Caption competition
Caption competition
  • Get to the point
Latest stories from i100
Have you tried new the Independent Digital Edition apps?

Bleacher Report

Daily Quiz
Independent Dating
and  

By clicking 'Search' you
are agreeing to our
Terms of Use.

Day In a Page

Fishing for votes with Nigel Farage: The Ukip leader shows how he can work an audience as he casts his line to the disaffected of Grimsby

Fishing is on Nigel Farage's mind

Ukip leader casts a line to the disaffected
Who is bombing whom in the Middle East? It's amazing they don't all hit each other

Who is bombing whom in the Middle East?

Robert Fisk untangles the countries and factions
China's influence on fashion: At the top of the game both creatively and commercially

China's influence on fashion

At the top of the game both creatively and commercially
Lord O’Donnell: Former cabinet secretary on the election and life away from the levers of power

The man known as GOD has a reputation for getting the job done

Lord O'Donnell's three principles of rule
Rainbow shades: It's all bright on the night

Rainbow shades

It's all bright on the night
'It was first time I had ever tasted chocolate. I kept a piece, and when Amsterdam was liberated, I gave it to the first Allied soldier I saw'

Bread from heaven

Dutch survivors thank RAF for World War II drop that saved millions
Britain will be 'run for the wealthy and powerful' if Tories retain power - Labour

How 'the Axe' helped Labour

UK will be 'run for the wealthy and powerful' if Tories retain power
Rare and exclusive video shows the horrific price paid by activists for challenging the rule of jihadist extremists in Syria

The price to be paid for challenging the rule of extremists

A revolution now 'consuming its own children'
Welcome to the world of Megagames

Welcome to the world of Megagames

300 players take part in Watch the Skies! board game in London
'Nymphomaniac' actress reveals what it was really like to star in one of the most explicit films ever

Charlotte Gainsbourg on 'Nymphomaniac'

Starring in one of the most explicit films ever
Robert Fisk in Abu Dhabi: The Emirates' out-of-sight migrant workers helping to build the dream projects of its rulers

Robert Fisk in Abu Dhabi

The Emirates' out-of-sight migrant workers helping to build the dream projects of its rulers
Vince Cable interview: Charging fees for employment tribunals was 'a very bad move'

Vince Cable exclusive interview

Charging fees for employment tribunals was 'a very bad move'
Iwan Rheon interview: Game of Thrones star returns to his Welsh roots to record debut album

Iwan Rheon is returning to his Welsh roots

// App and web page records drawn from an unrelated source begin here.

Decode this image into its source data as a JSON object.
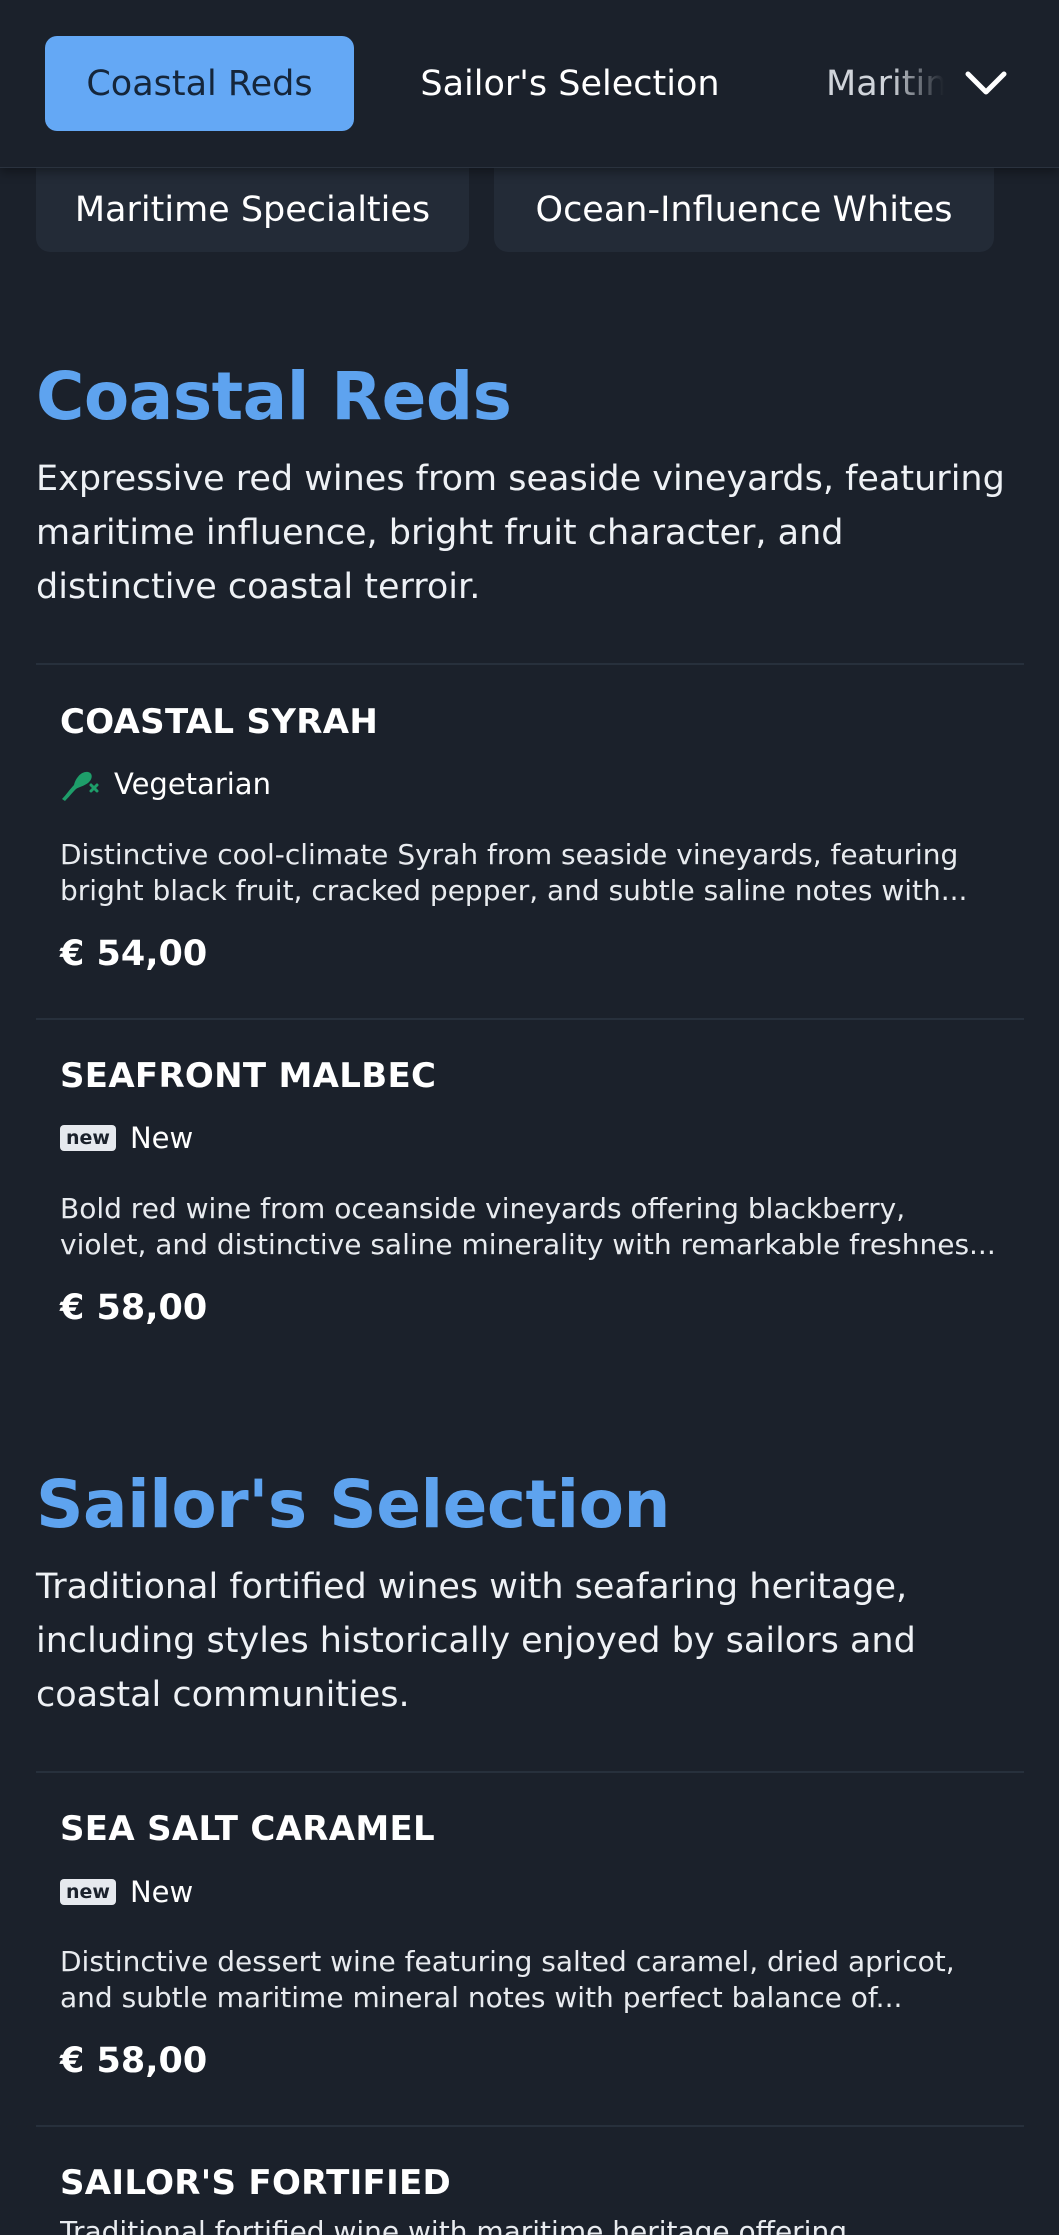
{
  "nav": {
    "tabs": [
      {
        "label": "Coastal Reds",
        "active": true
      },
      {
        "label": "Sailor's Selection",
        "active": false
      },
      {
        "label": "Maritime Specialties",
        "active": false
      }
    ],
    "more_icon": "chevron-down-icon"
  },
  "chips": [
    {
      "label": "Maritime Specialties"
    },
    {
      "label": "Ocean-Influence Whites"
    }
  ],
  "sections": [
    {
      "title": "Coastal Reds",
      "description": "Expressive red wines from seaside vineyards, featuring maritime influence, bright fruit character, and distinctive coastal terroir.",
      "items": [
        {
          "name": "COASTAL SYRAH",
          "tag_icon": "vegetarian-icon",
          "tag_label": "Vegetarian",
          "description_lines": [
            "Distinctive cool-climate Syrah from seaside vineyards, featuring",
            "bright black fruit, cracked pepper, and subtle saline notes with..."
          ],
          "price": "€ 54,00"
        },
        {
          "name": "SEAFRONT MALBEC",
          "tag_badge": "new",
          "tag_label": "New",
          "description_lines": [
            "Bold red wine from oceanside vineyards offering blackberry,",
            "violet, and distinctive saline minerality with remarkable freshnes..."
          ],
          "price": "€ 58,00"
        }
      ]
    },
    {
      "title": "Sailor's Selection",
      "description": "Traditional fortified wines with seafaring heritage, including styles historically enjoyed by sailors and coastal communities.",
      "items": [
        {
          "name": "SEA SALT CARAMEL",
          "tag_badge": "new",
          "tag_label": "New",
          "description_lines": [
            "Distinctive dessert wine featuring salted caramel, dried apricot,",
            "and subtle maritime mineral notes with perfect balance of..."
          ],
          "price": "€ 58,00"
        },
        {
          "name": "SAILOR'S FORTIFIED",
          "description_lines": [
            "Traditional fortified wine with maritime heritage offering"
          ]
        }
      ]
    }
  ],
  "colors": {
    "background": "#1b212b",
    "accent": "#64a8f5",
    "section_title": "#5ea3ef",
    "chip_bg": "#232b37",
    "vegetarian_green": "#1e9e6a"
  }
}
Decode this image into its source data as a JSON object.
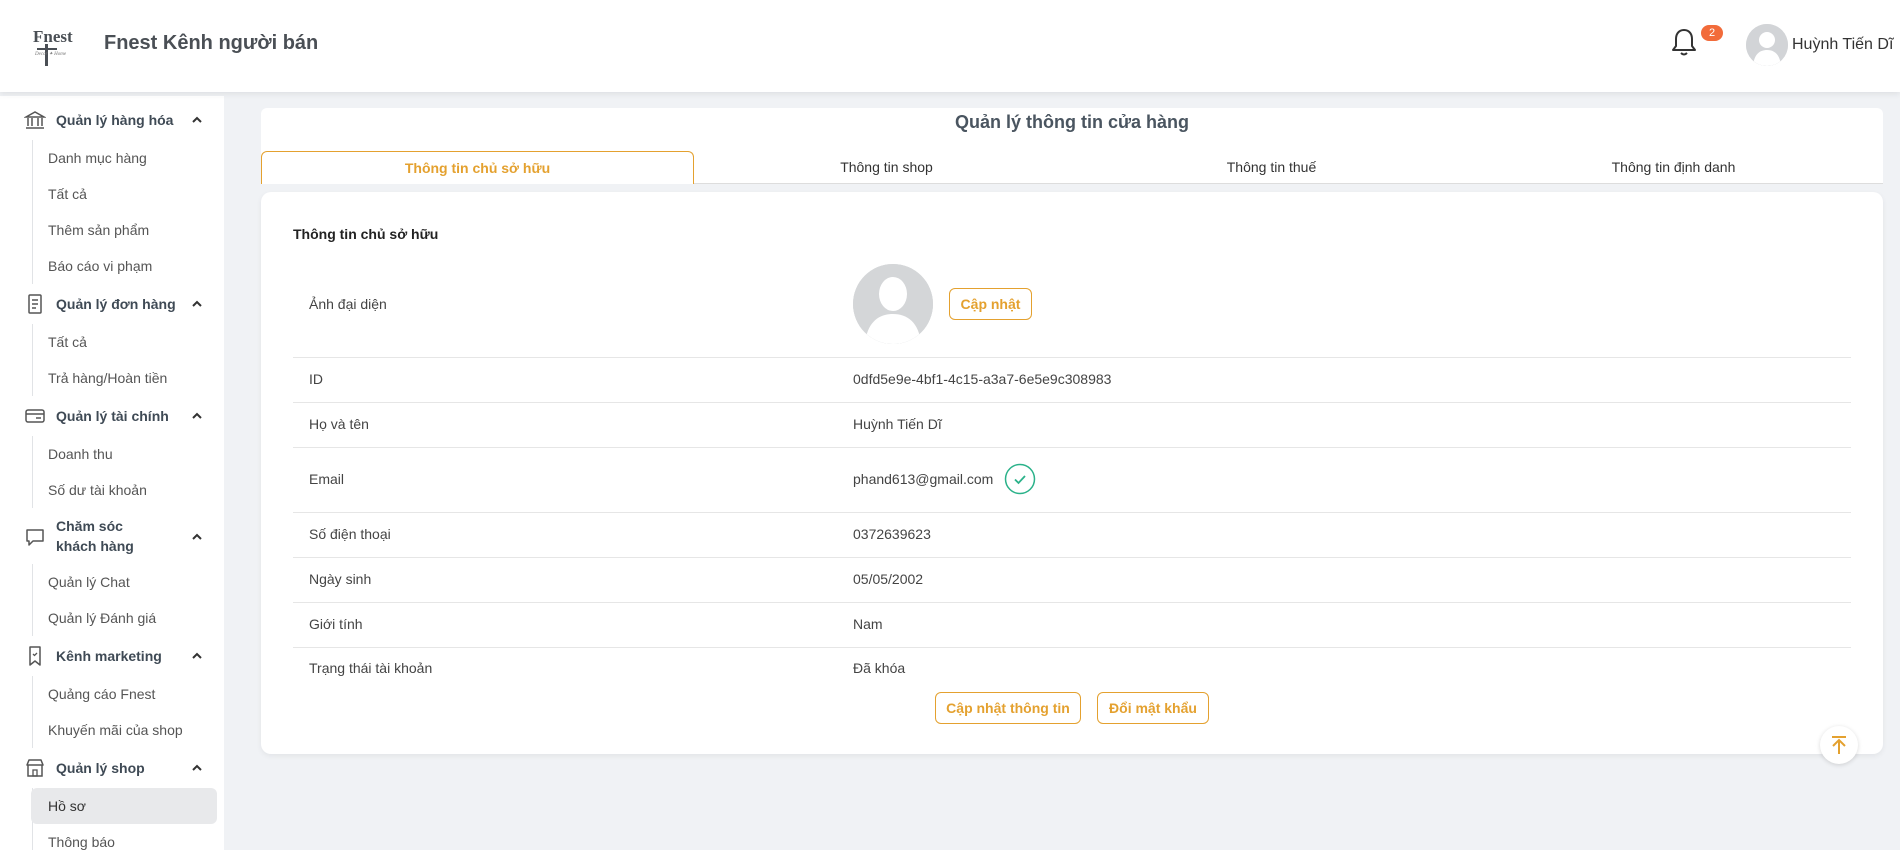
{
  "header": {
    "brand": "Fnest Kênh người bán",
    "logo_text": "Fnest",
    "notification_count": "2",
    "user_name": "Huỳnh Tiến Dĩ"
  },
  "sidebar": {
    "groups": [
      {
        "title": "Quản lý hàng hóa",
        "icon": "bank-icon",
        "items": [
          "Danh mục hàng",
          "Tất cả",
          "Thêm sản phẩm",
          "Báo cáo vi phạm"
        ]
      },
      {
        "title": "Quản lý đơn hàng",
        "icon": "clipboard-icon",
        "items": [
          "Tất cả",
          "Trả hàng/Hoàn tiền"
        ]
      },
      {
        "title": "Quản lý tài chính",
        "icon": "card-icon",
        "items": [
          "Doanh thu",
          "Số dư tài khoản"
        ]
      },
      {
        "title_line1": "Chăm sóc",
        "title_line2": "khách hàng",
        "icon": "chat-icon",
        "items": [
          "Quản lý Chat",
          "Quản lý Đánh giá"
        ]
      },
      {
        "title": "Kênh marketing",
        "icon": "bookmark-icon",
        "items": [
          "Quảng cáo Fnest",
          "Khuyến mãi của shop"
        ]
      },
      {
        "title": "Quản lý shop",
        "icon": "shop-icon",
        "items": [
          "Hồ sơ",
          "Thông báo"
        ]
      }
    ],
    "active_item": "Hồ sơ"
  },
  "main": {
    "title": "Quản lý thông tin cửa hàng",
    "tabs": [
      "Thông tin chủ sở hữu",
      "Thông tin shop",
      "Thông tin thuế",
      "Thông tin định danh"
    ],
    "active_tab": "Thông tin chủ sở hữu",
    "section_title": "Thông tin chủ sở hữu",
    "avatar_label": "Ảnh đại diện",
    "avatar_button": "Cập nhật",
    "fields": [
      {
        "label": "ID",
        "value": "0dfd5e9e-4bf1-4c15-a3a7-6e5e9c308983"
      },
      {
        "label": "Họ và tên",
        "value": "Huỳnh Tiến Dĩ"
      },
      {
        "label": "Email",
        "value": "phand613@gmail.com",
        "verified": true
      },
      {
        "label": "Số điện thoại",
        "value": "0372639623"
      },
      {
        "label": "Ngày sinh",
        "value": "05/05/2002"
      },
      {
        "label": "Giới tính",
        "value": "Nam"
      },
      {
        "label": "Trạng thái tài khoản",
        "value": "Đã khóa"
      }
    ],
    "update_info_button": "Cập nhật thông tin",
    "change_password_button": "Đổi mật khẩu"
  },
  "colors": {
    "accent": "#e4a12f",
    "badge": "#f26b3a",
    "verified": "#2bb28a"
  }
}
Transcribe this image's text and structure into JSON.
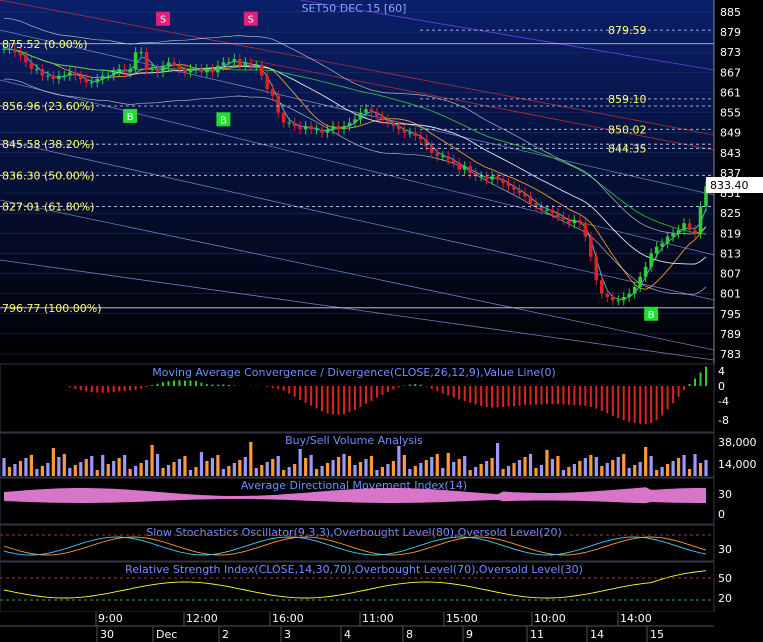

Rheon is best known for his role as the Bastard of Bolton. It's gruelling playing a sadistic torturer, he tells Craig McLean, but it hasn't stopped him recording an album of Welsh psychedelia
Morne Hardenberg interview: Cameraman for BBC's upcoming show Shark on filming the ocean's most dangerous predator

It's time for my close-up

Meet the man who films great whites for a living
Increasing numbers of homeless people in America keep their mobile phones on the streets

Homeless people keep mobile phones

A homeless person with a smartphone is a common sight in the US. And that's creating a network where the 'hobo' community can share information - and fight stigma - like never before